Dean's Letter Noach

Rabbi Gidon Goldberg's picture

Dear Parents,

In response to last week’s article in the newsletter, a parent asked if I could dedicate the newsletter this week to offer strategies for a healthy and more spiritual Shabbos meal. The strategies being offered are a compilation of ideas from my wife and me, my son Rabbi Yosef Scheinerman, and Rabbi Binyomin Ginsberg, a parenting expert.

It is unfortunate that family meals are relegated to Shabbos, yet understandable that schedules and habits conflict, and weekday meals are not family oriented. Shabbos is a time when your family can not only connect and build relationships, but can also instill values, traditions, and habits that would otherwise be overshadowed by hectic daily routines. It is therefore of great importance that Shabbos is a positive experience for children (and adults), as these are the memories that will remain with them throughout their lives.

Creating and maintaining a positive spiritual atmosphere at the Shabbos table requires much planning and preparation. The more you can involve your children with the preparations, the greater chance that the children will stay at the table and be active participants.

Before you begin preparing for successful Shabbos seudos, you need to understand your specific challenges and try to work around them. For example, having children of various ages at the same table can be challenging. Below are some ideas to enhance your Seudas Shabbos:

  1. One secret is to give each child an opportunity to “own” the seudah. For example, allowing children when possible to help prepare the food or dessert. I receive pictures on occasion of my grandchildren, younger and older, baking cupcakes or challah for the seudah. If this is not possible, each child can select one special dish that he would like to have at the seudah. You would be amazed at what that can accomplish; when their kugel, salad, or dessert comes out to the table, each child is so excited.
  2. Review your expectations of your children and realistically gauge if they are reasonable. People can set themselves up for failure by demanding too much. Your Shabbos table may be an exciting place to be but expecting a nine-year-old to sit at the table for hours is simply unreasonable.
  3. The child’s place at the table is another crucial factor in successful seudos. On a weekly basis my son rotates his children at the meals so that each gets to sit next to Tatty in turn.
  4. Seating is particularly problematic when there are guests at the table. Make sure that your children are not relegated to seats at the end of the table.
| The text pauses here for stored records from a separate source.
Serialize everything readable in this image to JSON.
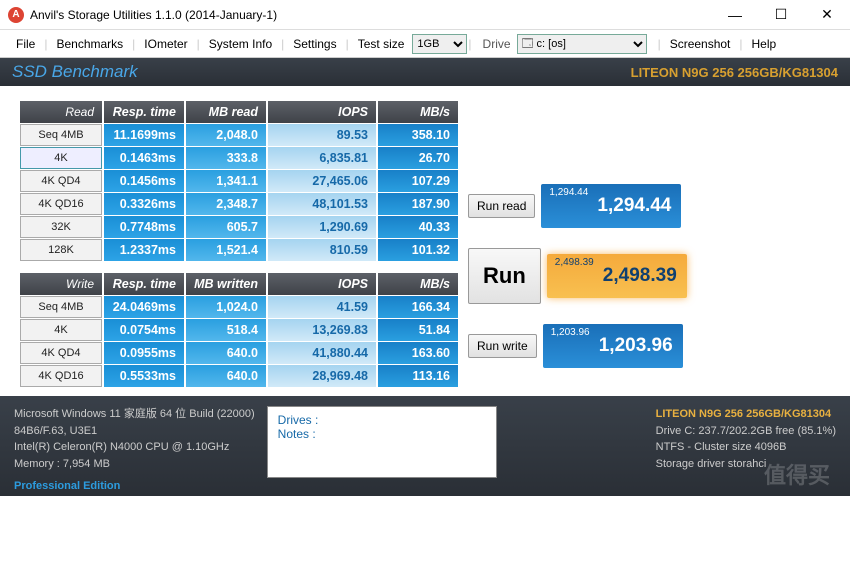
{
  "window": {
    "title": "Anvil's Storage Utilities 1.1.0 (2014-January-1)",
    "icon_letter": "A"
  },
  "menu": {
    "file": "File",
    "benchmarks": "Benchmarks",
    "iometer": "IOmeter",
    "sysinfo": "System Info",
    "settings": "Settings",
    "testsize": "Test size",
    "size_sel": "1GB",
    "drive_lbl": "Drive",
    "drive_sel": "🗔 c: [os]",
    "screenshot": "Screenshot",
    "help": "Help"
  },
  "header": {
    "title": "SSD Benchmark",
    "device": "LITEON N9G  256 256GB/KG81304"
  },
  "chart_data": {
    "type": "table",
    "read": {
      "columns": [
        "Read",
        "Resp. time",
        "MB read",
        "IOPS",
        "MB/s"
      ],
      "rows": [
        {
          "label": "Seq 4MB",
          "resp": "11.1699ms",
          "mb": "2,048.0",
          "iops": "89.53",
          "mbs": "358.10"
        },
        {
          "label": "4K",
          "resp": "0.1463ms",
          "mb": "333.8",
          "iops": "6,835.81",
          "mbs": "26.70"
        },
        {
          "label": "4K QD4",
          "resp": "0.1456ms",
          "mb": "1,341.1",
          "iops": "27,465.06",
          "mbs": "107.29"
        },
        {
          "label": "4K QD16",
          "resp": "0.3326ms",
          "mb": "2,348.7",
          "iops": "48,101.53",
          "mbs": "187.90"
        },
        {
          "label": "32K",
          "resp": "0.7748ms",
          "mb": "605.7",
          "iops": "1,290.69",
          "mbs": "40.33"
        },
        {
          "label": "128K",
          "resp": "1.2337ms",
          "mb": "1,521.4",
          "iops": "810.59",
          "mbs": "101.32"
        }
      ]
    },
    "write": {
      "columns": [
        "Write",
        "Resp. time",
        "MB written",
        "IOPS",
        "MB/s"
      ],
      "rows": [
        {
          "label": "Seq 4MB",
          "resp": "24.0469ms",
          "mb": "1,024.0",
          "iops": "41.59",
          "mbs": "166.34"
        },
        {
          "label": "4K",
          "resp": "0.0754ms",
          "mb": "518.4",
          "iops": "13,269.83",
          "mbs": "51.84"
        },
        {
          "label": "4K QD4",
          "resp": "0.0955ms",
          "mb": "640.0",
          "iops": "41,880.44",
          "mbs": "163.60"
        },
        {
          "label": "4K QD16",
          "resp": "0.5533ms",
          "mb": "640.0",
          "iops": "28,969.48",
          "mbs": "113.16"
        }
      ]
    }
  },
  "buttons": {
    "run_read": "Run read",
    "run": "Run",
    "run_write": "Run write"
  },
  "scores": {
    "read": "1,294.44",
    "read_mini": "1,294.44",
    "total": "2,498.39",
    "total_mini": "2,498.39",
    "write": "1,203.96",
    "write_mini": "1,203.96"
  },
  "footer": {
    "os": "Microsoft Windows 11 家庭版 64 位 Build (22000)",
    "sys": "84B6/F.63, U3E1",
    "cpu": "Intel(R) Celeron(R) N4000 CPU @ 1.10GHz",
    "mem": "Memory : 7,954 MB",
    "edition": "Professional Edition",
    "drives_lbl": "Drives :",
    "notes_lbl": "Notes :",
    "device": "LITEON N9G  256 256GB/KG81304",
    "drive_c": "Drive C: 237.7/202.2GB free (85.1%)",
    "ntfs": "NTFS - Cluster size 4096B",
    "storage": "Storage driver   storahci",
    "watermark": "值得买"
  }
}
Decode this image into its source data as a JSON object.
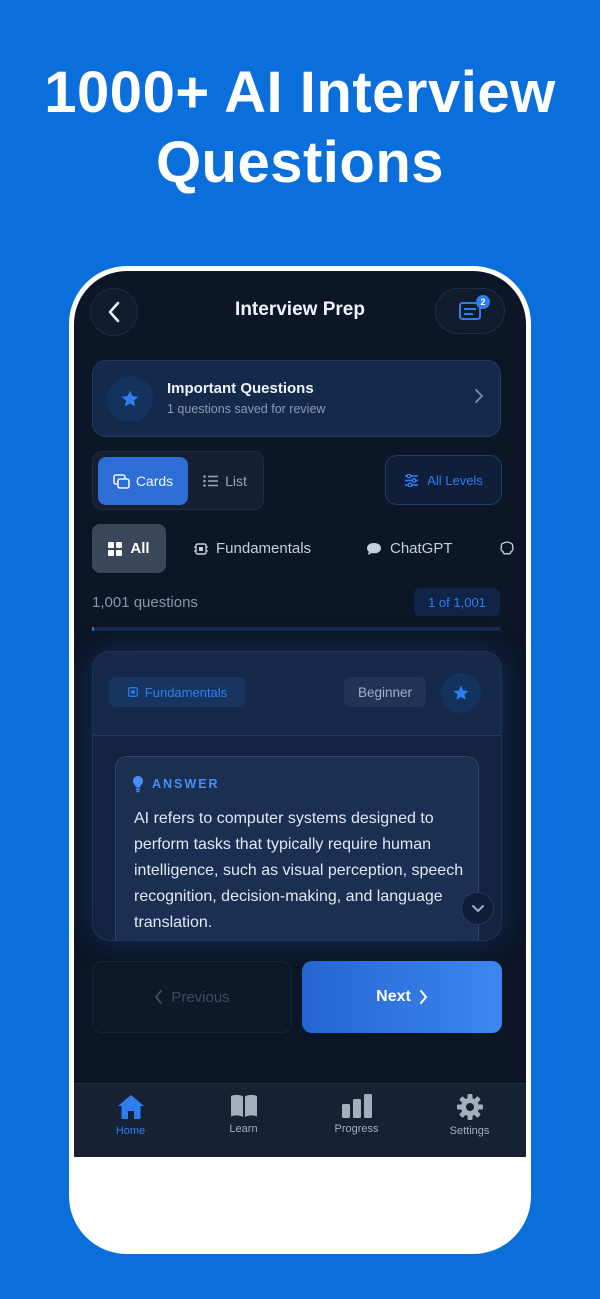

Charity begins at home – and this situation is no exception.
  5. Try to limit conversation at the table to “Shabbosdik.” If your meals become a review of the sports teams that excelled that week, this diminishes the kedushah of Shabbos. Obviously, you should find outlets for such discussion at a different time.
  6. Participation of children in zemiros requires buy-in by the children. Watch how they may respond to a Shabbos table with zemiros using songs that are more recent and sung by their favorite singers. This may also include songs not usually found in the zemiros book but reflect the songs that they like to sing. You can add one zemer that has sentimental value, as it was sung by your father, for example.
  7. Children love to share divrei Torah or parshah sheets that they bring home from school and they should be shared at the seudah on a rotation basis.
  8. Being at the Shabbos table should be a treat and punishing a child for leaving the table will just cause resentment. I encourage families – especially during longer Shabbosim – to have a Shabbos party with a special treat to enhance kedushas Shabbos. Their friends and Shabbos playdates will all love to participate.
  9. The Shabbos seudah is never the place to discuss behavior. Instead, find a quiet and peaceful time during the week and have a heart-to-heart discussion with your child. Just raise the issue and see how they respond. Be ready to listen to their concerns, issues, needs, and comments. You may end up agreeing with a child leaving the table after an hour. The worst thing you can do is to have an ongoing and continuous battle to get them to stay at the table for longer periods of time. Such conflicts will just leave them with a bitter taste of a Shabbos seudah and, chas v’sholom, with Shabbos as a whole.
  10. Rabbi Shlomo Wolbe, zt”l, addresses the Shabbos seudah challenge and gives very clear advice. Since children are really not able to sit at a table for an extended period of time, parents must realize that forcing a child to do so is completely counterproductive to their goal, which is creating a positive Shabbos experience for everyone. Rabbi Wolbe even gave a time frame: forty-five minutes, he says, is a reasonable amount of time for a young (he does not specify how old is young) child to stay at the table.

Please feel free to share with me if any of these ideas helped you to enhance your Shabbos meals.

Good Shabbos,
Rabbi Peretz Scheinerman